### Items from a dataset
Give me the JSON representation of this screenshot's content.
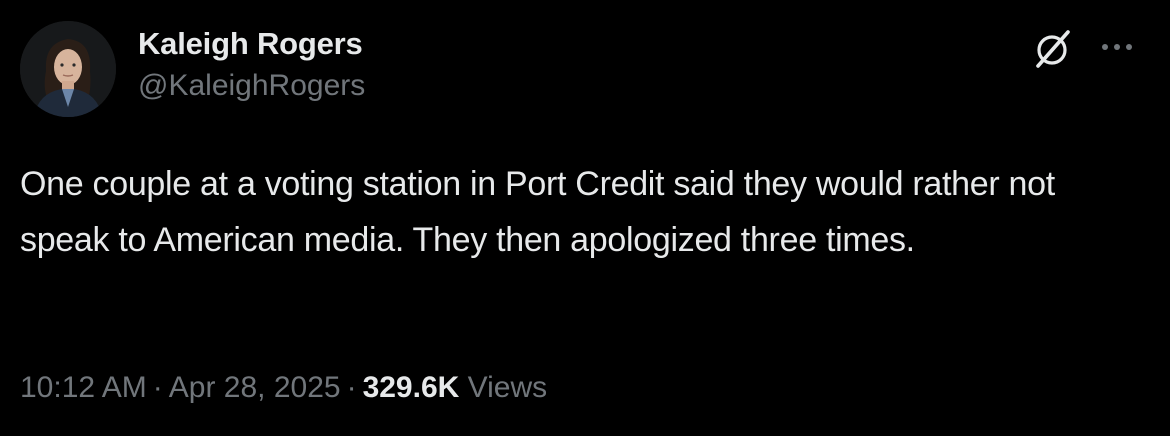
{
  "author": {
    "display_name": "Kaleigh Rogers",
    "handle": "@KaleighRogers",
    "avatar_icon": "profile-photo"
  },
  "actions": {
    "grok_icon": "grok-icon",
    "more_icon": "more-dots-icon"
  },
  "tweet": {
    "text": "One couple at a voting station in Port Credit said they would rather not speak to American media. They then apologized three times."
  },
  "meta": {
    "time": "10:12 AM",
    "separator": "·",
    "date": "Apr 28, 2025",
    "views_count": "329.6K",
    "views_label": "Views"
  },
  "colors": {
    "background": "#000000",
    "primary_text": "#e7e9ea",
    "secondary_text": "#71767b"
  }
}
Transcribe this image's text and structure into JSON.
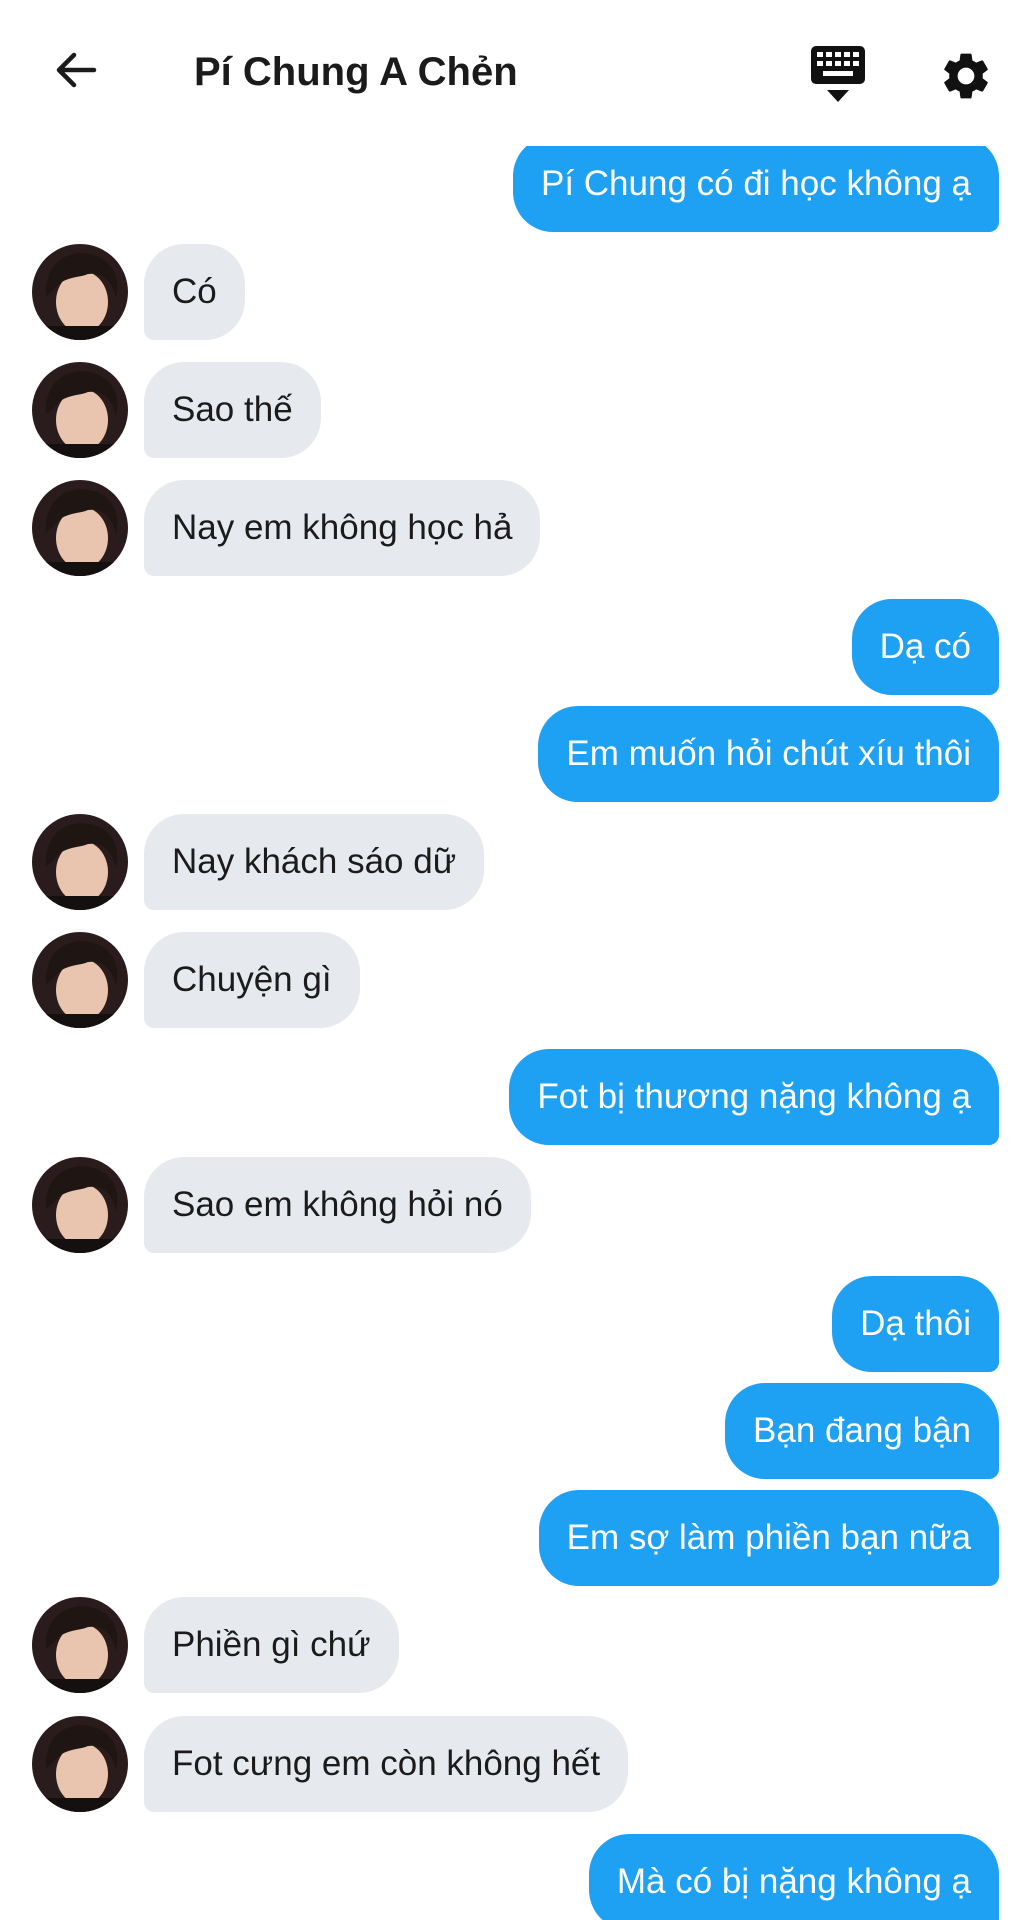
{
  "header": {
    "title": "Pí Chung A Chẻn",
    "back_icon": "arrow-left-icon",
    "keyboard_icon": "keyboard-icon",
    "settings_icon": "gear-icon"
  },
  "colors": {
    "sent_bubble": "#1ea1f2",
    "received_bubble": "#e6eaef",
    "text_dark": "#1b1b1b"
  },
  "messages": [
    {
      "side": "sent",
      "text": "Pí Chung có đi học không ạ"
    },
    {
      "side": "received",
      "text": "Có"
    },
    {
      "side": "received",
      "text": "Sao thế"
    },
    {
      "side": "received",
      "text": "Nay em không học hả"
    },
    {
      "side": "sent",
      "text": "Dạ có"
    },
    {
      "side": "sent",
      "text": "Em muốn hỏi chút xíu thôi"
    },
    {
      "side": "received",
      "text": "Nay khách sáo dữ"
    },
    {
      "side": "received",
      "text": "Chuyện gì"
    },
    {
      "side": "sent",
      "text": "Fot bị thương nặng không ạ"
    },
    {
      "side": "received",
      "text": "Sao em không hỏi nó"
    },
    {
      "side": "sent",
      "text": "Dạ thôi"
    },
    {
      "side": "sent",
      "text": "Bạn đang bận"
    },
    {
      "side": "sent",
      "text": "Em sợ làm phiền bạn nữa"
    },
    {
      "side": "received",
      "text": "Phiền gì chứ"
    },
    {
      "side": "received",
      "text": "Fot cưng em còn không hết"
    },
    {
      "side": "sent",
      "text": "Mà có bị nặng không ạ"
    }
  ]
}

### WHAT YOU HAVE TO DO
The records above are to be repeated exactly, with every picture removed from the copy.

### PROBLEM SOLUTION
Give me the JSON representation of this screenshot's content.
{
  "author": {
    "display_name": "Kaleigh Rogers",
    "handle": "@KaleighRogers",
    "avatar_icon": "profile-photo"
  },
  "actions": {
    "grok_icon": "grok-icon",
    "more_icon": "more-dots-icon"
  },
  "tweet": {
    "text": "One couple at a voting station in Port Credit said they would rather not speak to American media. They then apologized three times."
  },
  "meta": {
    "time": "10:12 AM",
    "separator": "·",
    "date": "Apr 28, 2025",
    "views_count": "329.6K",
    "views_label": "Views"
  },
  "colors": {
    "background": "#000000",
    "primary_text": "#e7e9ea",
    "secondary_text": "#71767b"
  }
}
Transcribe this image's text and structure into JSON.
{
  "header": {
    "title": "Pí Chung A Chẻn",
    "back_icon": "arrow-left-icon",
    "keyboard_icon": "keyboard-icon",
    "settings_icon": "gear-icon"
  },
  "colors": {
    "sent_bubble": "#1ea1f2",
    "received_bubble": "#e6eaef",
    "text_dark": "#1b1b1b"
  },
  "messages": [
    {
      "side": "sent",
      "text": "Pí Chung có đi học không ạ"
    },
    {
      "side": "received",
      "text": "Có"
    },
    {
      "side": "received",
      "text": "Sao thế"
    },
    {
      "side": "received",
      "text": "Nay em không học hả"
    },
    {
      "side": "sent",
      "text": "Dạ có"
    },
    {
      "side": "sent",
      "text": "Em muốn hỏi chút xíu thôi"
    },
    {
      "side": "received",
      "text": "Nay khách sáo dữ"
    },
    {
      "side": "received",
      "text": "Chuyện gì"
    },
    {
      "side": "sent",
      "text": "Fot bị thương nặng không ạ"
    },
    {
      "side": "received",
      "text": "Sao em không hỏi nó"
    },
    {
      "side": "sent",
      "text": "Dạ thôi"
    },
    {
      "side": "sent",
      "text": "Bạn đang bận"
    },
    {
      "side": "sent",
      "text": "Em sợ làm phiền bạn nữa"
    },
    {
      "side": "received",
      "text": "Phiền gì chứ"
    },
    {
      "side": "received",
      "text": "Fot cưng em còn không hết"
    },
    {
      "side": "sent",
      "text": "Mà có bị nặng không ạ"
    }
  ]
}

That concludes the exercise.